This belief is a problem because sometimes leaders don’t matter as much as people think. Rebellious kids can come from the homes of great parents. Linebackers can commit bone- headed penalties and cause their well- led team to lose on the final drive of a game. People cheat on their spouses and their taxes, even in gospel-centered churches that clearly teach the entire Word of God. Certainly, leaders matter a lot, but so do the actions of those who follow them. These people make their own choices irrespective of their leaders. In fact, follow-up studies over the years have suggested that formal team leaders only account for 15 percent or so of a group’s performance. However, the merging of all team or organizational members’ contributions and how the entire group works cooperatively makes a much greater difference.
So not everything is in your control, but as a leader you are responsible for inviting and encouraging group members’ contributions and group- level cooperation. As Howie Hendricks aptly stated in the quote introducing this chapter, your leadership isn’t just about what you do, but what others do because of what you do. In other words, your leadership success can be judged by looking at the people you lead. What are they doing? Are their lives making an impact? Are they growing and being transformed? And more importantly, are their lives impacting the lives of others?
You can lead in a way that invites people—both within your group and outside of your group—to help your group become a place where people can grow into who God has designed them to be. When that happens, it’ll be for their good, their community’s good, and God’s glory. We want to teach you how to be the kind of catalytic group leader who profoundly impacts the people God has entrusted to your care.
If you want to be a next-level leader of a small group, you will:
- Clarify your group’s mission and relentlessly pursue it while holding at bay attempts to detract from it.
- Set the stage for community, discipleship, and mission, and then make sure you get out of the way of what God wants to do.
- Promote others in your group and encourage them to make the maximal contribution they can.
- Facilitate life- changing dialogue and discussions rather than dominating the group conversation.
- Set up and cultivate a group structure that best promotes your group’s engagement.
- Ask good questions and point group discussions back to accomplishing your group’s unique purpose.
- Not only take care of yourself but continue to sharpen your leadership and facilitation skill set to help your group grow.
- Release your iron grip on the reins of leadership, invite others to join you in leading, and then turn things over to them when they’re ready.
Now, this list may feel like a lot. It may seem like a high calling. Well, it is! You are critically important to your group, especially if you want members to move beyond superficial relationships and reviewing answers to the week’s Bible study.
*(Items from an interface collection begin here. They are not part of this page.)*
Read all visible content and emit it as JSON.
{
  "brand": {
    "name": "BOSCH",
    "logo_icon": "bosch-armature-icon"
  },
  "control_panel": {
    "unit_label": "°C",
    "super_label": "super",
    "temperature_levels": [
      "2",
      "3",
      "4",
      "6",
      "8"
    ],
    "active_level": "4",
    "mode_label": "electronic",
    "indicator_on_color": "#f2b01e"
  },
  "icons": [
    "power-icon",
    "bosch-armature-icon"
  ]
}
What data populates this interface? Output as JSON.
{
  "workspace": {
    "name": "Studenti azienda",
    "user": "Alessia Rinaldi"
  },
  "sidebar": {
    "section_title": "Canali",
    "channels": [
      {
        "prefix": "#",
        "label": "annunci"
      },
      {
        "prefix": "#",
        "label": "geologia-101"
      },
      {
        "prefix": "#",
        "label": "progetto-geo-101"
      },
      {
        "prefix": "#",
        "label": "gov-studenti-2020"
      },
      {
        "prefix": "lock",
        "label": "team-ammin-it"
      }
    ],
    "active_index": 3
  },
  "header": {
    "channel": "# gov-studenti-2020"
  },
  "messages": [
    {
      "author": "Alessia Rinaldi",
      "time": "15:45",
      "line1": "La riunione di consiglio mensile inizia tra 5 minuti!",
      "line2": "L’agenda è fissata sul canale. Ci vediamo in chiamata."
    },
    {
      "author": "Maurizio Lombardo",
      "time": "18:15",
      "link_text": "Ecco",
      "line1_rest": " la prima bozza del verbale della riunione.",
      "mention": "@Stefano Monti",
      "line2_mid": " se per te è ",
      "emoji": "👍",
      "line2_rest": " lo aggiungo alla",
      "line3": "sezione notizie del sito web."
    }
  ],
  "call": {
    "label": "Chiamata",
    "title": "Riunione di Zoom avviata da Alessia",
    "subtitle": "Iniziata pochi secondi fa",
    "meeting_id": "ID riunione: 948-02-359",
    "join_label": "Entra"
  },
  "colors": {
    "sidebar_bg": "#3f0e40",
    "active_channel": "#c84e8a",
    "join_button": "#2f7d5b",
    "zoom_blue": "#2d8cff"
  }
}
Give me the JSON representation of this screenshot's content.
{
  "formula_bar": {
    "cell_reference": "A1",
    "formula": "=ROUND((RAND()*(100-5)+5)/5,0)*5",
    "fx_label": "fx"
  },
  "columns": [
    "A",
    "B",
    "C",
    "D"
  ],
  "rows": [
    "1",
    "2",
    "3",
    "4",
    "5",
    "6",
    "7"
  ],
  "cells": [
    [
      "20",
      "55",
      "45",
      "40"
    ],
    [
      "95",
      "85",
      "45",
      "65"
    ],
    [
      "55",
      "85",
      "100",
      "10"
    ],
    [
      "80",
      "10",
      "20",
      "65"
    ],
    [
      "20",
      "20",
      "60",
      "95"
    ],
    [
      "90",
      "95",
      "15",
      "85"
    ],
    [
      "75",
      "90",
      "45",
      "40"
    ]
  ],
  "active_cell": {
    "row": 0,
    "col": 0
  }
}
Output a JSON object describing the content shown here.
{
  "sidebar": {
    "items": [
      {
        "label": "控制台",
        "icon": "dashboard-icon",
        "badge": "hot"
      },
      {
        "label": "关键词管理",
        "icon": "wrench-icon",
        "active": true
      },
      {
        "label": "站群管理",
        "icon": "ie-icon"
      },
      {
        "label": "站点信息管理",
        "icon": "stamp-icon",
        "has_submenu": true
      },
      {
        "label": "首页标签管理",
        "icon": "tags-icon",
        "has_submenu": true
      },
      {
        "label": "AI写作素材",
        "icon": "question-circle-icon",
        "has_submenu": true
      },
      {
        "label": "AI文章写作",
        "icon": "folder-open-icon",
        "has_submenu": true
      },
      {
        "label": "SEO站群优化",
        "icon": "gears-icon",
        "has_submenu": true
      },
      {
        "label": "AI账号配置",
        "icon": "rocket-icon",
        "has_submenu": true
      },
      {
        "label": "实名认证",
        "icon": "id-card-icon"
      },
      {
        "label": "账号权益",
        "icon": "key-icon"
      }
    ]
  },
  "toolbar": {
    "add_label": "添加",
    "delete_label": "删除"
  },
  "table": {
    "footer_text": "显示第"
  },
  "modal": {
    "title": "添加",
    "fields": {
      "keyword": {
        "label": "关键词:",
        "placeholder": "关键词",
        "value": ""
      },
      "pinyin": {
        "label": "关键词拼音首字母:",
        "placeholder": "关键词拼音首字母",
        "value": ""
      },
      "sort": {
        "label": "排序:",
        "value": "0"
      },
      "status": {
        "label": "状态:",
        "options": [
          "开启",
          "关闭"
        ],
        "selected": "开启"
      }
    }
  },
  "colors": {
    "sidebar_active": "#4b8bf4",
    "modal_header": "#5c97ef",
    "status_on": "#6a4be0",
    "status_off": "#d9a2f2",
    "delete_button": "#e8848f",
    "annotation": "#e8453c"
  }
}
In fact, in our study, we found that a leader’s commitment to the group is one of the strongest predictors of a small group’s effectiveness. (We frame “effectiveness” as the extent to which a group experience positively contributes to the spiritual growth of the members of a group, and not just the spiritual health of members.)
This means two things. First, you can make a tremendous impact on your group simply by showing up. Second, if you want to be a leader whose leadership transforms others, you must be committed.
What makes this book different?
Leading Small Groups That Thrive provides a research- driven yet practical resource that group leaders can use immediately. The authors have integrated church-based research on small groups (hearing from over 800 small group members, not just leaders), in-depth academic knowledge of small group and team communication, practical examples based on visits they made to numerous small groups, and their own experiences leading small groups and small groups programs over decades. Learn more and order your copies today.